Banks have been providing mobile banking services through their own websites. For this, banks have been using Connect IPS, Phone Pay and various payment service providers, especially eService and Pocket technology. Similarly, ATM cards like Visa, SCT, MasterCard are being used in Nepal. Banks have been charging exorbitant fees from customers for availing these services. However, the recurrence of such cyber crimes by banks and financial institutions has proved that Nepal’s banking system is very weak.
Financial economist Anil Raj Bhattarai says such cyber attacks are caused by the weak cyber security of Nepal’s banks and the lack of skilled staff and systems within Nepal Rastra Bank. He said that although Nepal Telecom, Nepal Rastra Bank and some other companies look after the payment system of Nepal, there is no separate integrated system for this.
“There is nobody that knows how the data of the financial sector flows and how it is regulated and controlled,” he said. “It is necessary to build financial sector infrastructure to make Nepal’s financial sector safe and reliable.”
Although Nepal Rastra Bank has made legal and policy arrangements for digital payment and its use, it needs to be further modernized, he said.
According to Bhattarai, Nepal Rastra Bank should implement the European Standard ‘Payment Service Directive Two, PCD’ to strengthen its banking information technology.
“This is a standard of banking information systems, which will make the system secure and reliable,” he said.
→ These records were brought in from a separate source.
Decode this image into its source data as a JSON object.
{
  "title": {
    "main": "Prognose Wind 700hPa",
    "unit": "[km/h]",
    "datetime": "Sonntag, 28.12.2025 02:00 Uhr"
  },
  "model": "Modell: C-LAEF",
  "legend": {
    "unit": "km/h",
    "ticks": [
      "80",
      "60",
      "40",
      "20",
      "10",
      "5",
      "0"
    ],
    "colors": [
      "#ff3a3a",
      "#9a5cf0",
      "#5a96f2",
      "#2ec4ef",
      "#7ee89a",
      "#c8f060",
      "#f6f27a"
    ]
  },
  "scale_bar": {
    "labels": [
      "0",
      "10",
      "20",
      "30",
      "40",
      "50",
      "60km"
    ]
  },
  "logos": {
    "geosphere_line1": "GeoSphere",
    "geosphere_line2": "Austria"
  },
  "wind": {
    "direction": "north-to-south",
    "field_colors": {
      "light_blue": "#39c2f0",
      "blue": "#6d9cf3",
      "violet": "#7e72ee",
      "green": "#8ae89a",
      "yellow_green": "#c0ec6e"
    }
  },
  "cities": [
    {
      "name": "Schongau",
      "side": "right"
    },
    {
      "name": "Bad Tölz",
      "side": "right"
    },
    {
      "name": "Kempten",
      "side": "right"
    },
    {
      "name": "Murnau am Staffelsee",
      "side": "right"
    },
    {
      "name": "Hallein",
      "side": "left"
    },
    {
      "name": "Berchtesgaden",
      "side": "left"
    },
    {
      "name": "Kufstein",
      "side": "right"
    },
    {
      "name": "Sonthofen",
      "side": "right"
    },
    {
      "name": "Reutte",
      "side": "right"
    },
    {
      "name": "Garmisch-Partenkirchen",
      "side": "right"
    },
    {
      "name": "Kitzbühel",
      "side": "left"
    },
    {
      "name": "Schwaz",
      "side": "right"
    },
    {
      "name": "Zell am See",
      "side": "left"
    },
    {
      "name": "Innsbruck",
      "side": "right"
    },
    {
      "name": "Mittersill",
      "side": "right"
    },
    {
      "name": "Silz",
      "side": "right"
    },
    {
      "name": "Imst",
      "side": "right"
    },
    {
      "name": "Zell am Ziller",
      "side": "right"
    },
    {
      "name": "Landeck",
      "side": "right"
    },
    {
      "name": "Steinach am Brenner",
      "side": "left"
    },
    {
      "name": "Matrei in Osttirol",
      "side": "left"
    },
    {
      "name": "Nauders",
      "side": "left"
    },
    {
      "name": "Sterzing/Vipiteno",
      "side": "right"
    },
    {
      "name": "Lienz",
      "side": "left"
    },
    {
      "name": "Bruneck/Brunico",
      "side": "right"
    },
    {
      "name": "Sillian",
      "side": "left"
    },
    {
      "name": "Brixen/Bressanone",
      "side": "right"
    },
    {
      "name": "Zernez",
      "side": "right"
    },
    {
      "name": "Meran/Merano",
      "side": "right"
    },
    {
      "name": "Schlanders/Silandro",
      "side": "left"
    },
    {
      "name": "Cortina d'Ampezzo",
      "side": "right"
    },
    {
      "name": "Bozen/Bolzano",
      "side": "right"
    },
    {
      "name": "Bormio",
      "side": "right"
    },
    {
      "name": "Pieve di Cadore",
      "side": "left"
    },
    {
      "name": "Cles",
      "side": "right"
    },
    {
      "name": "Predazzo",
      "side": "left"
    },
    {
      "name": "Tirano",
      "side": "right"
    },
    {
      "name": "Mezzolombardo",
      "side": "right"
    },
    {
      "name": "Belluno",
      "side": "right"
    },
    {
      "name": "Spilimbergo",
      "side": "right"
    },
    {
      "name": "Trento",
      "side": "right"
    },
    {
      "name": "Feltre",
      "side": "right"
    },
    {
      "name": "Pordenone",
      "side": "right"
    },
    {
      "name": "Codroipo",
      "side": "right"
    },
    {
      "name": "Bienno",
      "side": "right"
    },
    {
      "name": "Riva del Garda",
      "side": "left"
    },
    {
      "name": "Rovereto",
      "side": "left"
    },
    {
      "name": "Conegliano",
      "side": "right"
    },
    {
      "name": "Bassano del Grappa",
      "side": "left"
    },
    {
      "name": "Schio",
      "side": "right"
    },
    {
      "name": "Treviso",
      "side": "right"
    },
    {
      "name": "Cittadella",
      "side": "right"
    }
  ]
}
Chairman of the Nepal Internet Foundation Bikram Shrestha also suggested adopting international standards to make Nepal’s banking system secure.
“The recent cyber attack on the system of banks including Siddhartha Bank, has not met international standards. Also, such incidents are happening due to lack of skilled human resources, weak regulatory role of Nepal Rastra Bank and weak internal operating system of banks,” he said.
Shrestha says that such problems occur even when banks do not evaluate their shortcomings in their internal system from time to time. He also stressed on the formulation and implementation of strict laws related to cyber crime in Nepal. He said that the issue of acquittal of cyber criminals should be stopped.
Nepal Rastra Bank does not seem to agree with the statement that there is a weak regulatory role in cyber crime. Spokesperson of Nepal Rastra Bank Deb Kumar Dhakal said that new types of criminal incidents are natural as the use of new technology is increasing.
“It’s not that we don’t have adequate laws on digital payments. With the use of new technology, new types of crimes are happening all over the world. Nepal has succeeded in regulating such crimes,” he said.
Banks and financial institutions periodically submit information system audits to Nepal Rastra Bank.
He also said that the construction work of National Switch is progressing rapidly for the security of the payment systems.